While exotic theories like quantum mechanics and general relativity violate our common expectations of causation and determinism, one routinely assumes that ordinary Newtonian mechanics will violate these expectations only in extreme circumstances if at all. That is not so. Even quite simple Newtonian systems can harbor uncaused events and ones for which the theory cannot even supply probabilities. ... Here is an example of such a system fully in accord with Newtonian mechanics. It is a mass that remains at rest in a physical environment that is completely unchanging for an arbitrary amount of time—a day, a month, an eon. Then, without any external intervention or any change in the physical environment, the mass spontaneously moves off in an arbitrary direction, with the theory supplying no probabilities for the time or direction of the motion.

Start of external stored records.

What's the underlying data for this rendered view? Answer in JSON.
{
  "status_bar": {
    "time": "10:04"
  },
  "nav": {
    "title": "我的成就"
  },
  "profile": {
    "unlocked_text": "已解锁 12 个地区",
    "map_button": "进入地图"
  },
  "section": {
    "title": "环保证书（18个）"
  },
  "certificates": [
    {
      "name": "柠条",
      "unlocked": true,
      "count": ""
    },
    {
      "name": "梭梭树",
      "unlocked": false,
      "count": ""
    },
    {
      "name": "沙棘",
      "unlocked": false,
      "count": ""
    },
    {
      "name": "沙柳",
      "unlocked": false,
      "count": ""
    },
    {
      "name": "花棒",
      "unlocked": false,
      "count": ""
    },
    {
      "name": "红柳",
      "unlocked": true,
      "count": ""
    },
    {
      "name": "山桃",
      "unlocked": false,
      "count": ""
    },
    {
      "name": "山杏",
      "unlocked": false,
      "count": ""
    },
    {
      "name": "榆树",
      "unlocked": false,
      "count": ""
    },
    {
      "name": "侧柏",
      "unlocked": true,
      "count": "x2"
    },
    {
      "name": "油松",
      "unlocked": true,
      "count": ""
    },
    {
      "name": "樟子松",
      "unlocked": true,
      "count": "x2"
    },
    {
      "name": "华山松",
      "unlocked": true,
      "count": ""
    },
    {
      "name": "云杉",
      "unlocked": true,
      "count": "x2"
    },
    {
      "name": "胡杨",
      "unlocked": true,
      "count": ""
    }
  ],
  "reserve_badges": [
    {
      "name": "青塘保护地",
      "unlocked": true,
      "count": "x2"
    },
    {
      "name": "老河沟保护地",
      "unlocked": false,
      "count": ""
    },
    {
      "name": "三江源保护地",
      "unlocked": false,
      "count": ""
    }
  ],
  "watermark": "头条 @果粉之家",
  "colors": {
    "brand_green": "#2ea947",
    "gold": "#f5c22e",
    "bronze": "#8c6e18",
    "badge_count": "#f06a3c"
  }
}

If you're not excited and shocked by this point, then you're not me. Norton goes on to set up the system, in which a mass rests frictionlessly on top of a dome. He gives mathematical definitions of the dome and the force of gravity. He observes that Newton's first and second laws can be trivially solved for the mass' location at all times t, in r(t) = 0, the apex. But he also identifies a second solution class in which the mass starts moving in any radial direction after any arbitrary time T! Unfortunately, my calculus is too rusty to check the math, but I have every confidence that he's right. Again, I have nothing to say other than that I find this surprising and interesting. If you do too, check it out... he explains this system in detail in §3 of his paper, starting on page 8. There's a good diagram, too. The paper is available online as pdf or gif images of each page. If you understand the science (or the philosophy) better than I do, I'd appreciate enlightening.

No comments:

Post a Comment